|FROM THE EDITOR||May 1999|
Three cheers for the multitalented! In the United States and the rest
of the world, we
generally admire those with the greater vision. Take the Academy Awards. The multitalented actors who write the screenplays and direct the films get our praise (and a lot of our money). Why is it that creative, multitalented geoscientists do not receive such admiration? Raised glasses and multiple funding offers reward the multidisciplinary actor. The multidisciplinary geoscientist gets raised eyebrows and no money. For a profession that thrives on creativity, it’s strange that those who are the most creative tend to be penalized.
In this month’s “Comment,” AGI Executive Committee member and Johns Hopkins University professor, Steven M. Stanley, describes his own multidisciplinary experience. Provocative, but credible, work on the origin of Pleistocene continental glaciation has netted Stanley a range of reactions. His multidisciplinary ideas have given everyone from paleoceanographers to anthropologists a big target to strike. But, he has also given them much to examine, discuss, and verify.
Stanley brings to light an interesting dilemma. Our science thrives on new ideas, yet the universities and funding agencies tend to discourage those who “think outside the box” — at least, the younger scientists who draw on multiple disciplines. His concern should be a warning for us to examine how we reward creative science — especially now that after decades of specialization, our finely focused topical boundaries are starting to blur. As Stanley suggests, now is the time to encourage more multidisciplinary research and reward multidisciplinary researchers.

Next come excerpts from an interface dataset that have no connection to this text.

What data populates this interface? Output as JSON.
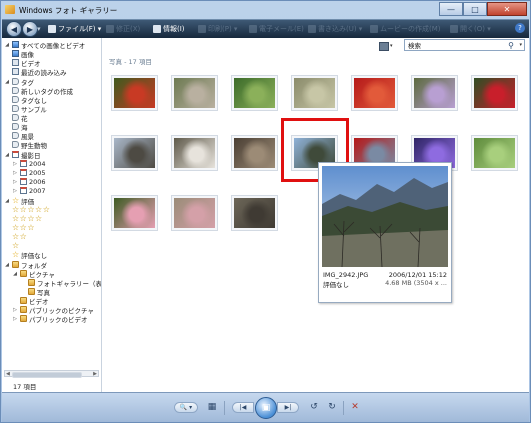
{
  "window": {
    "title": "Windows フォト ギャラリー"
  },
  "caption": {
    "minimize": "—",
    "maximize": "□",
    "close": "✕"
  },
  "toolbar": {
    "back": "◀",
    "forward": "▶",
    "nav_drop": "▾",
    "file": "ファイル(F) ▾",
    "fix": "修正(X)",
    "info": "情報(I)",
    "print": "印刷(P) ▾",
    "email": "電子メール(E)",
    "burn": "書き込み(U) ▾",
    "movie": "ムービーの作成(M)",
    "open": "開く(O) ▾",
    "help": "?"
  },
  "sidebar": {
    "items": [
      {
        "label": "すべての画像とビデオ",
        "icon": "photo-library-icon"
      },
      {
        "label": "画像",
        "icon": "image-icon"
      },
      {
        "label": "ビデオ",
        "icon": "video-icon"
      },
      {
        "label": "最近の読み込み",
        "icon": "recent-import-icon"
      },
      {
        "label": "タグ",
        "icon": "tag-icon"
      },
      {
        "label": "新しいタグの作成",
        "icon": "new-tag-icon"
      },
      {
        "label": "タグなし",
        "icon": "tag-icon"
      },
      {
        "label": "サンプル",
        "icon": "tag-icon"
      },
      {
        "label": "花",
        "icon": "tag-icon"
      },
      {
        "label": "海",
        "icon": "tag-icon"
      },
      {
        "label": "風景",
        "icon": "tag-icon"
      },
      {
        "label": "野生動物",
        "icon": "tag-icon"
      },
      {
        "label": "撮影日",
        "icon": "calendar-icon"
      },
      {
        "label": "2004",
        "icon": "calendar-icon"
      },
      {
        "label": "2005",
        "icon": "calendar-icon"
      },
      {
        "label": "2006",
        "icon": "calendar-icon"
      },
      {
        "label": "2007",
        "icon": "calendar-icon"
      },
      {
        "label": "評価",
        "icon": "star-icon"
      },
      {
        "label": "☆☆☆☆☆",
        "icon": ""
      },
      {
        "label": "☆☆☆☆",
        "icon": ""
      },
      {
        "label": "☆☆☆",
        "icon": ""
      },
      {
        "label": "☆☆",
        "icon": ""
      },
      {
        "label": "☆",
        "icon": ""
      },
      {
        "label": "評価なし",
        "icon": "no-rating-icon"
      },
      {
        "label": "フォルダ",
        "icon": "folder-icon"
      },
      {
        "label": "ピクチャ",
        "icon": "folder-icon"
      },
      {
        "label": "フォトギャラリー（表示",
        "icon": "folder-icon"
      },
      {
        "label": "写真",
        "icon": "folder-icon"
      },
      {
        "label": "ビデオ",
        "icon": "folder-icon"
      },
      {
        "label": "パブリックのピクチャ",
        "icon": "folder-icon"
      },
      {
        "label": "パブリックのビデオ",
        "icon": "folder-icon"
      }
    ],
    "count": "17 項目"
  },
  "main": {
    "view_control": "▾",
    "search_placeholder": "検索",
    "group_header": "写真 - 17 項目",
    "thumbnails": [
      {
        "subject": "red-berries",
        "c1": "#3f5a1e",
        "c2": "#c83a24"
      },
      {
        "subject": "flowers-branch",
        "c1": "#6d7a52",
        "c2": "#b9b0a0"
      },
      {
        "subject": "green-leaves",
        "c1": "#3c6b2a",
        "c2": "#8bb05a"
      },
      {
        "subject": "dry-grass",
        "c1": "#8a8b6b",
        "c2": "#c7c6a6"
      },
      {
        "subject": "red-flowers",
        "c1": "#b51a1a",
        "c2": "#e25a3a"
      },
      {
        "subject": "purple-flowers",
        "c1": "#5c6a3f",
        "c2": "#b89fd2"
      },
      {
        "subject": "red-camellia",
        "c1": "#2f4d24",
        "c2": "#c81f2b"
      },
      {
        "subject": "bare-tree",
        "c1": "#a9b7c9",
        "c2": "#4d4a43"
      },
      {
        "subject": "white-flower",
        "c1": "#5f5a4b",
        "c2": "#e7e3dc"
      },
      {
        "subject": "pine-cone",
        "c1": "#4a3f34",
        "c2": "#9c8b76"
      },
      {
        "subject": "mountain-view",
        "c1": "#8fb2d8",
        "c2": "#3f4a3a"
      },
      {
        "subject": "red-berries-branch",
        "c1": "#b51818",
        "c2": "#7a8aa3"
      },
      {
        "subject": "purple-pansy",
        "c1": "#2f2566",
        "c2": "#8e6be0"
      },
      {
        "subject": "green-bud",
        "c1": "#5f8c3d",
        "c2": "#a8cf7d"
      },
      {
        "subject": "pink-buds",
        "c1": "#3d5b23",
        "c2": "#e59fb2"
      },
      {
        "subject": "pink-blossom",
        "c1": "#9a8c78",
        "c2": "#d4a0a8"
      },
      {
        "subject": "pine-cone-2",
        "c1": "#6c6658",
        "c2": "#3f3a33"
      }
    ],
    "preview": {
      "filename": "IMG_2942.JPG",
      "date": "2006/12/01  15:12",
      "rating": "評価なし",
      "size": "4.68 MB (3504 x ..."
    }
  },
  "bottom": {
    "zoom": "🔍 ▾",
    "grid": "▦",
    "prev": "|◀",
    "slideshow": "▣",
    "next": "▶|",
    "rotate_left": "↺",
    "rotate_right": "↻",
    "delete": "✕"
  },
  "colors": {
    "selection": "#e01010",
    "toolbar_bg": "#1e334a",
    "chrome": "#bcd2ea"
  }
}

Sherri Cooper’s feature article offers a good example of a practical multidisciplinary approach. By examining a variety of clues from the Pamlico and Neuse river estuaries in North Carolina, Cooper (Duke University’s Nicholas School of the Environment) has been able to see changing trends in ecosystems during the past 1,000 to 2,000 years. Like many coastal zones, the use of these estuaries and the surrounding land has changed dramatically over just a few decades. Cooper’s multidisciplinary approach reveals the change in fauna and flora in the estuaries as well as changes in the local geology and climate. By setting baselines for the expected ranges of these natural systems, we can begin to understand the impact of human activity along estuaries.
In our second article, John McBride suggests that we stop summarily dismissing old data. For the past three years, the Illinois Geological Survey has been collecting seismic data shot decades ago in the central mid-continent. Tapping petroleum companies as a data source, the survey has collected thousands of miles of seismic profiles. For the first time, the deep basement structure of the Illinois Basin is coming into focus. McBride’s work shows the value of older data and reinforces the need to save and re-examine this information.
In our final feature, William Houston and Colleen Riley (Michigan Technological University) show us how to be multidisciplinary in education and public outreach. We all know through our everyday activities how unaware most people are about Earth. Houston and Riley report on a successful program they’ve developed that encourages university students and professors to get involved with K-12 students and, by default, the general public. They feel that it is a necessary part of a geoscientist’s professional education. Their “experiment” is providing predictable results — geologists can make a solid, public outreach contribution and nongeologists can learn.
Finally, I want to mention a transition at Geotimes. Jan Childress, our managing editor, is leaving us. A talented writer, editor, and manager, Jan has helped guide the publication through a very challenging period. Her talents will be missed.
Victor V. van Beuren